— DATA EXCERPTS —
• • •
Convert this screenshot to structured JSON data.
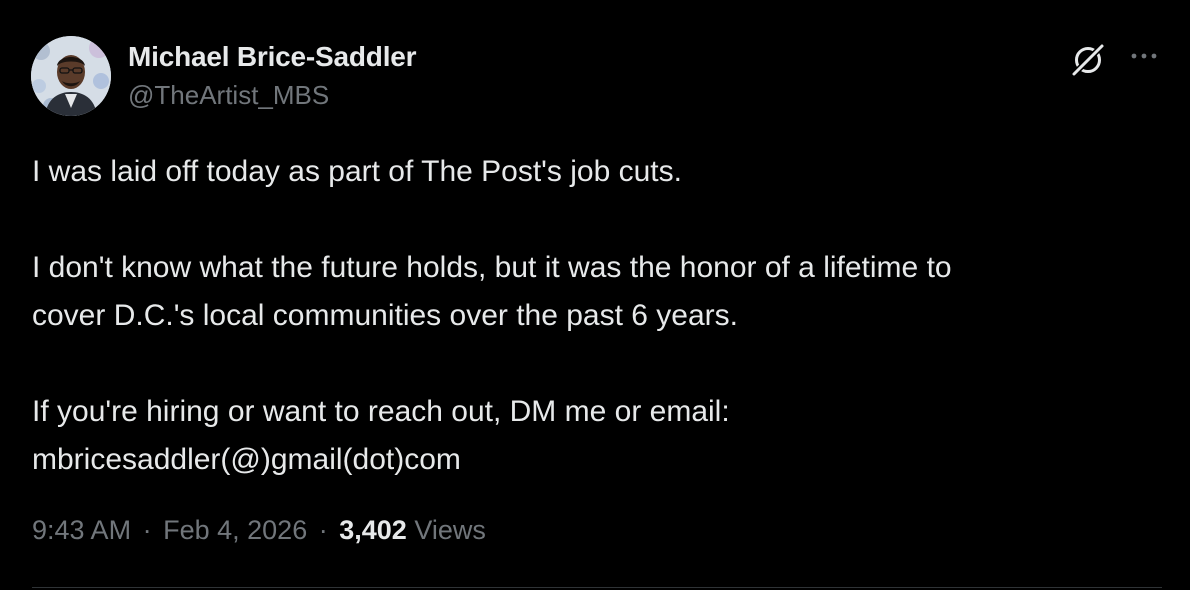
{
  "author": {
    "display_name": "Michael Brice-Saddler",
    "handle": "@TheArtist_MBS",
    "avatar_icon": "profile-photo"
  },
  "actions": {
    "grok_icon": "grok-icon",
    "more_icon": "more-options-icon"
  },
  "tweet": {
    "paragraphs": [
      "I was laid off today as part of The Post's job cuts.",
      "I don't know what the future holds, but it was the honor of a lifetime to\ncover D.C.'s local communities over the past 6 years.",
      "If you're hiring or want to reach out, DM me or email:\nmbricesaddler(@)gmail(dot)com"
    ]
  },
  "meta": {
    "time": "9:43 AM",
    "separator": "·",
    "date": "Feb 4, 2026",
    "views_count": "3,402",
    "views_label": "Views"
  },
  "colors": {
    "background": "#000000",
    "primary_text": "#e7e9ea",
    "secondary_text": "#71767b",
    "divider": "#2f3336"
  }
}
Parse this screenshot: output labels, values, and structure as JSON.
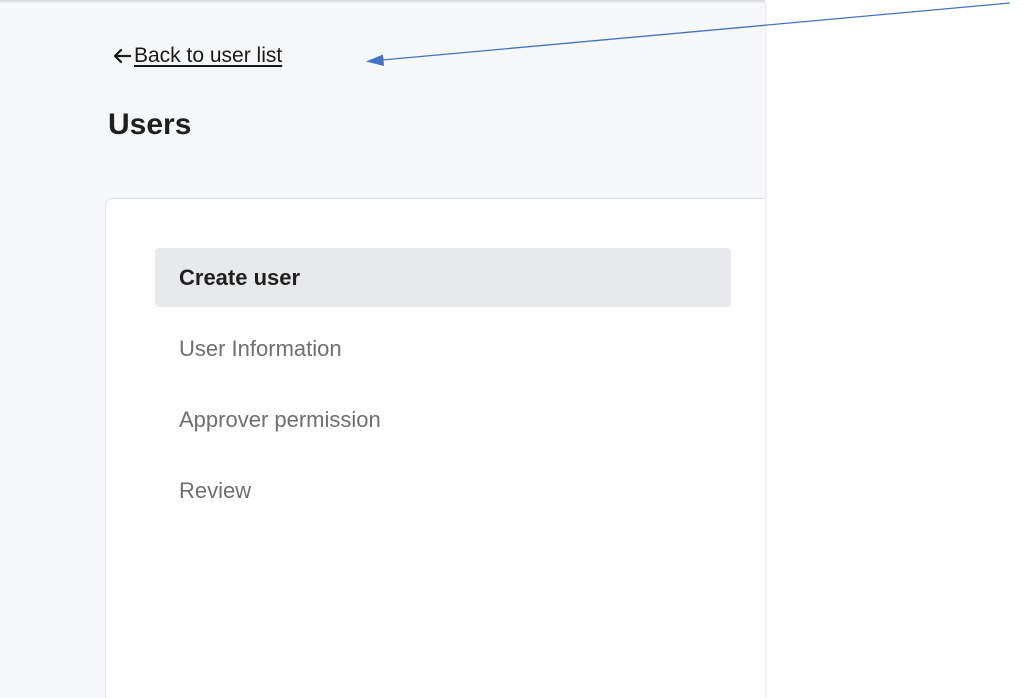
{
  "back_link": {
    "icon": "arrow-left-icon",
    "label": "Back to user list"
  },
  "page": {
    "title": "Users"
  },
  "wizard": {
    "steps": [
      {
        "label": "Create user",
        "active": true
      },
      {
        "label": "User Information",
        "active": false
      },
      {
        "label": "Approver permission",
        "active": false
      },
      {
        "label": "Review",
        "active": false
      }
    ]
  },
  "annotation": {
    "icon": "pointer-arrow",
    "color": "#4472c4"
  },
  "colors": {
    "panel_background": "#f6f7f8",
    "active_step_background": "#e8e9eb",
    "inactive_step_text": "#6f6f6f"
  }
}
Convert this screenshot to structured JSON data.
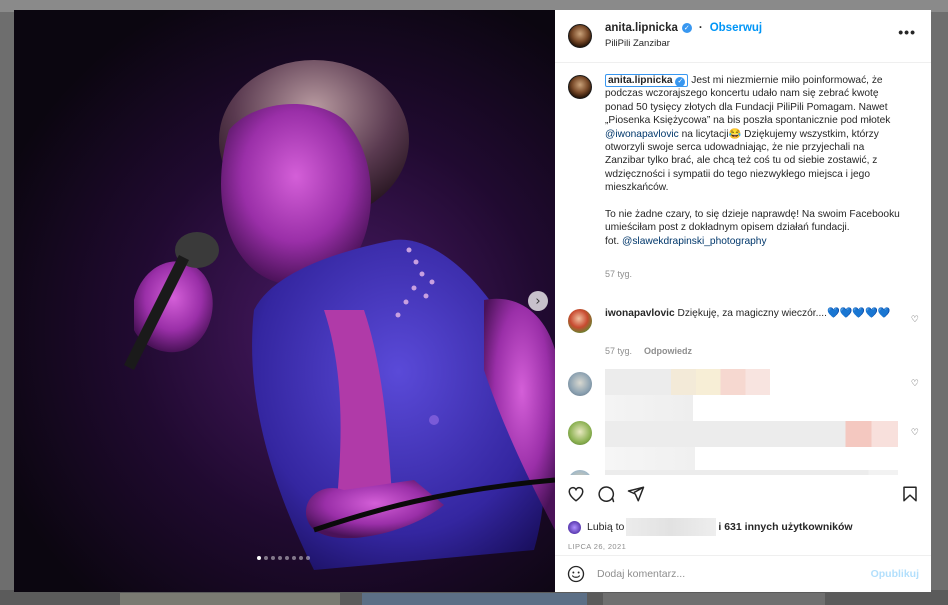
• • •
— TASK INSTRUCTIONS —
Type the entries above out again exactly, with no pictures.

— RESPONSE BELOW —
Convert this screenshot to structured JSON data.
{
  "author": {
    "display_name": "Michael Brice-Saddler",
    "handle": "@TheArtist_MBS",
    "avatar_icon": "profile-photo"
  },
  "actions": {
    "grok_icon": "grok-icon",
    "more_icon": "more-options-icon"
  },
  "tweet": {
    "paragraphs": [
      "I was laid off today as part of The Post's job cuts.",
      "I don't know what the future holds, but it was the honor of a lifetime to\ncover D.C.'s local communities over the past 6 years.",
      "If you're hiring or want to reach out, DM me or email:\nmbricesaddler(@)gmail(dot)com"
    ]
  },
  "meta": {
    "time": "9:43 AM",
    "separator": "·",
    "date": "Feb 4, 2026",
    "views_count": "3,402",
    "views_label": "Views"
  },
  "colors": {
    "background": "#000000",
    "primary_text": "#e7e9ea",
    "secondary_text": "#71767b",
    "divider": "#2f3336"
  }
}
Parse this screenshot: output labels, values, and structure as JSON.
{
  "back_link": {
    "icon": "arrow-left-icon",
    "label": "Back to user list"
  },
  "page": {
    "title": "Users"
  },
  "wizard": {
    "steps": [
      {
        "label": "Create user",
        "active": true
      },
      {
        "label": "User Information",
        "active": false
      },
      {
        "label": "Approver permission",
        "active": false
      },
      {
        "label": "Review",
        "active": false
      }
    ]
  },
  "annotation": {
    "icon": "pointer-arrow",
    "color": "#4472c4"
  },
  "colors": {
    "panel_background": "#f6f7f8",
    "active_step_background": "#e8e9eb",
    "inactive_step_text": "#6f6f6f"
  }
}
Convert this screenshot to structured JSON data.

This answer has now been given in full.